▶ **Instructions to follow**
Print every record exactly, with nothing added or left out.

• • • •

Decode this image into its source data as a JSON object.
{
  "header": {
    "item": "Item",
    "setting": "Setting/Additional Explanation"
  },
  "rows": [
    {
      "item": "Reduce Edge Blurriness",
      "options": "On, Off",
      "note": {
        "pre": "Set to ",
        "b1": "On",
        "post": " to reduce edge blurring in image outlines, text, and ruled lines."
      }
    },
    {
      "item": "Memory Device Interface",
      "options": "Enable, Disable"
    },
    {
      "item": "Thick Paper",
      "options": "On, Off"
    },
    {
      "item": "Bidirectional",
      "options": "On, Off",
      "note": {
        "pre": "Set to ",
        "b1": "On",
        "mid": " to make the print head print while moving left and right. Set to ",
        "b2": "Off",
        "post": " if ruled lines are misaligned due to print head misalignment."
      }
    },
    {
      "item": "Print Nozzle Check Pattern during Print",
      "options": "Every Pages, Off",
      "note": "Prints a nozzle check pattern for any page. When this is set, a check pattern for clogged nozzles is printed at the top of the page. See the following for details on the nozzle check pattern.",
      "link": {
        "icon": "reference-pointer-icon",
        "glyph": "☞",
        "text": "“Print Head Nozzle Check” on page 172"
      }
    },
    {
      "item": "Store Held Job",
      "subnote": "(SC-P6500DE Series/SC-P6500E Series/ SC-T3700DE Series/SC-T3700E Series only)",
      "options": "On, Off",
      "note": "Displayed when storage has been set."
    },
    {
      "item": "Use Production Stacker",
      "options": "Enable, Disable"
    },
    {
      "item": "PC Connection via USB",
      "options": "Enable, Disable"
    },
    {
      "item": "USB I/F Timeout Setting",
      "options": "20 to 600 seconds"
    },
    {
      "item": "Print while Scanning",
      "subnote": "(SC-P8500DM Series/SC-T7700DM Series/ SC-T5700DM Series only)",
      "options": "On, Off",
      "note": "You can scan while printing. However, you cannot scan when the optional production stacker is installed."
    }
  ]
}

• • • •

▶ **Response**
Decode this image into its source data as a JSON object.
{
  "header": {
    "item": "Item",
    "setting": "Setting/Additional Explanation"
  },
  "rows": [
    {
      "item": "Reduce Edge Blurriness",
      "options": "On, Off",
      "note": {
        "pre": "Set to ",
        "b1": "On",
        "post": " to reduce edge blurring in image outlines, text, and ruled lines."
      }
    },
    {
      "item": "Memory Device Interface",
      "options": "Enable, Disable"
    },
    {
      "item": "Thick Paper",
      "options": "On, Off"
    },
    {
      "item": "Bidirectional",
      "options": "On, Off",
      "note": {
        "pre": "Set to ",
        "b1": "On",
        "mid": " to make the print head print while moving left and right. Set to ",
        "b2": "Off",
        "post": " if ruled lines are misaligned due to print head misalignment."
      }
    },
    {
      "item": "Print Nozzle Check Pattern during Print",
      "options": "Every Pages, Off",
      "note": "Prints a nozzle check pattern for any page. When this is set, a check pattern for clogged nozzles is printed at the top of the page. See the following for details on the nozzle check pattern.",
      "link": {
        "icon": "reference-pointer-icon",
        "glyph": "☞",
        "text": "“Print Head Nozzle Check” on page 172"
      }
    },
    {
      "item": "Store Held Job",
      "subnote": "(SC-P6500DE Series/SC-P6500E Series/ SC-T3700DE Series/SC-T3700E Series only)",
      "options": "On, Off",
      "note": "Displayed when storage has been set."
    },
    {
      "item": "Use Production Stacker",
      "options": "Enable, Disable"
    },
    {
      "item": "PC Connection via USB",
      "options": "Enable, Disable"
    },
    {
      "item": "USB I/F Timeout Setting",
      "options": "20 to 600 seconds"
    },
    {
      "item": "Print while Scanning",
      "subnote": "(SC-P8500DM Series/SC-T7700DM Series/ SC-T5700DM Series only)",
      "options": "On, Off",
      "note": "You can scan while printing. However, you cannot scan when the optional production stacker is installed."
    }
  ]
}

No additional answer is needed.